[DATASET EXTRACT]
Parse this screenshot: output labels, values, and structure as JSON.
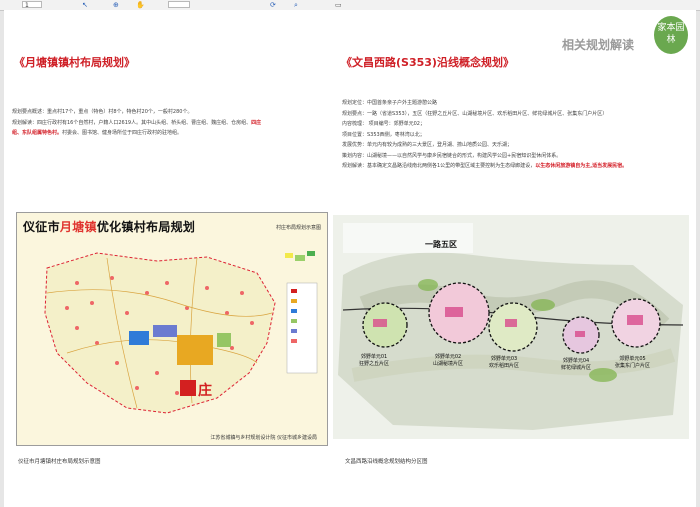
{
  "toolbar": {
    "page_field": "1",
    "zoom_field": "",
    "icons": [
      "arrow-icon",
      "zoom-icon",
      "hand-icon",
      "rotate-icon",
      "search-icon",
      "page-icon"
    ]
  },
  "header": {
    "section_title": "相关规划解读",
    "logo_text": "家本园林"
  },
  "left": {
    "title": "《月塘镇镇村布局规划》",
    "lines": [
      {
        "prefix": "规划要点概述：重点村17个，重点（特色）村8个，特色村20个，一般村280个。",
        "red": ""
      },
      {
        "prefix": "规划解读：四庄行政村有16个自然村，户籍人口2619人。其中山头组、桥头组、曹庄组、魏庄组、仓房组、",
        "red": "四庄"
      },
      {
        "prefix": "",
        "red": "组、东队组属特色村。",
        "suffix": "村委会、图书馆、健身场所位于四庄行政村的驻地组。"
      }
    ],
    "map_title_a": "仪征市",
    "map_title_b": "月塘镇",
    "map_title_c": "优化镇村布局规划",
    "map_subtitle": "村庄布局规划示意图",
    "map_footer": "江苏省城镇与乡村规划设计院  仪征市城乡建设局",
    "map_label": "庄",
    "caption": "仪征市月塘镇村庄布局规划示意图"
  },
  "right": {
    "title": "《文昌西路(S353)沿线概念规划》",
    "lines": [
      {
        "text": "规划定位：中国首条亲子户外主题游憩公路"
      },
      {
        "text": "规划要点：一路（省道S353），五区（狂野之丘片区、山湖秘境片区、欢乐稻田片区、鲜花绿城片区、张集东门户片区）"
      },
      {
        "text": "内容梳理：    项目编号：郊野单元02；"
      },
      {
        "text": "                    项目位置：S353西侧，枣林湾以北；"
      },
      {
        "text": "                    发展优势：单元内有较为成熟的三大景区，登月湖、捺山地质公园、天乐湖；"
      },
      {
        "text": "                    策划内容：山湖秘境——以自然风学与康乡民宿链合的形式，构建风学公园+民宿知识型休闲体系。"
      },
      {
        "prefix": "规划解读：基本确定文昌路沿线南北两侧各1公里的带型区域主要控制为生态绿廊建设，",
        "red": "以生态休闲旅游镇自为主,适当发展民宿。"
      }
    ],
    "map_top_note": "一路五区",
    "units": [
      {
        "label": "郊野单元01",
        "name": "狂野之丘片区"
      },
      {
        "label": "郊野单元02",
        "name": "山湖秘境片区"
      },
      {
        "label": "郊野单元03",
        "name": "欢乐稻田片区"
      },
      {
        "label": "郊野单元04",
        "name": "鲜花绿城片区"
      },
      {
        "label": "郊野单元05",
        "name": "张集东门户片区"
      }
    ],
    "caption": "文昌西路沿线概念规划结构分区图"
  }
}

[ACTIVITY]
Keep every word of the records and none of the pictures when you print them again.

[SOLUTION FOR THIS PROBLEM]
Parse this screenshot: output labels, values, and structure as JSON.
{
  "toolbar": {
    "page_field": "1",
    "zoom_field": "",
    "icons": [
      "arrow-icon",
      "zoom-icon",
      "hand-icon",
      "rotate-icon",
      "search-icon",
      "page-icon"
    ]
  },
  "header": {
    "section_title": "相关规划解读",
    "logo_text": "家本园林"
  },
  "left": {
    "title": "《月塘镇镇村布局规划》",
    "lines": [
      {
        "prefix": "规划要点概述：重点村17个，重点（特色）村8个，特色村20个，一般村280个。",
        "red": ""
      },
      {
        "prefix": "规划解读：四庄行政村有16个自然村，户籍人口2619人。其中山头组、桥头组、曹庄组、魏庄组、仓房组、",
        "red": "四庄"
      },
      {
        "prefix": "",
        "red": "组、东队组属特色村。",
        "suffix": "村委会、图书馆、健身场所位于四庄行政村的驻地组。"
      }
    ],
    "map_title_a": "仪征市",
    "map_title_b": "月塘镇",
    "map_title_c": "优化镇村布局规划",
    "map_subtitle": "村庄布局规划示意图",
    "map_footer": "江苏省城镇与乡村规划设计院  仪征市城乡建设局",
    "map_label": "庄",
    "caption": "仪征市月塘镇村庄布局规划示意图"
  },
  "right": {
    "title": "《文昌西路(S353)沿线概念规划》",
    "lines": [
      {
        "text": "规划定位：中国首条亲子户外主题游憩公路"
      },
      {
        "text": "规划要点：一路（省道S353），五区（狂野之丘片区、山湖秘境片区、欢乐稻田片区、鲜花绿城片区、张集东门户片区）"
      },
      {
        "text": "内容梳理：    项目编号：郊野单元02；"
      },
      {
        "text": "                    项目位置：S353西侧，枣林湾以北；"
      },
      {
        "text": "                    发展优势：单元内有较为成熟的三大景区，登月湖、捺山地质公园、天乐湖；"
      },
      {
        "text": "                    策划内容：山湖秘境——以自然风学与康乡民宿链合的形式，构建风学公园+民宿知识型休闲体系。"
      },
      {
        "prefix": "规划解读：基本确定文昌路沿线南北两侧各1公里的带型区域主要控制为生态绿廊建设，",
        "red": "以生态休闲旅游镇自为主,适当发展民宿。"
      }
    ],
    "map_top_note": "一路五区",
    "units": [
      {
        "label": "郊野单元01",
        "name": "狂野之丘片区"
      },
      {
        "label": "郊野单元02",
        "name": "山湖秘境片区"
      },
      {
        "label": "郊野单元03",
        "name": "欢乐稻田片区"
      },
      {
        "label": "郊野单元04",
        "name": "鲜花绿城片区"
      },
      {
        "label": "郊野单元05",
        "name": "张集东门户片区"
      }
    ],
    "caption": "文昌西路沿线概念规划结构分区图"
  }
}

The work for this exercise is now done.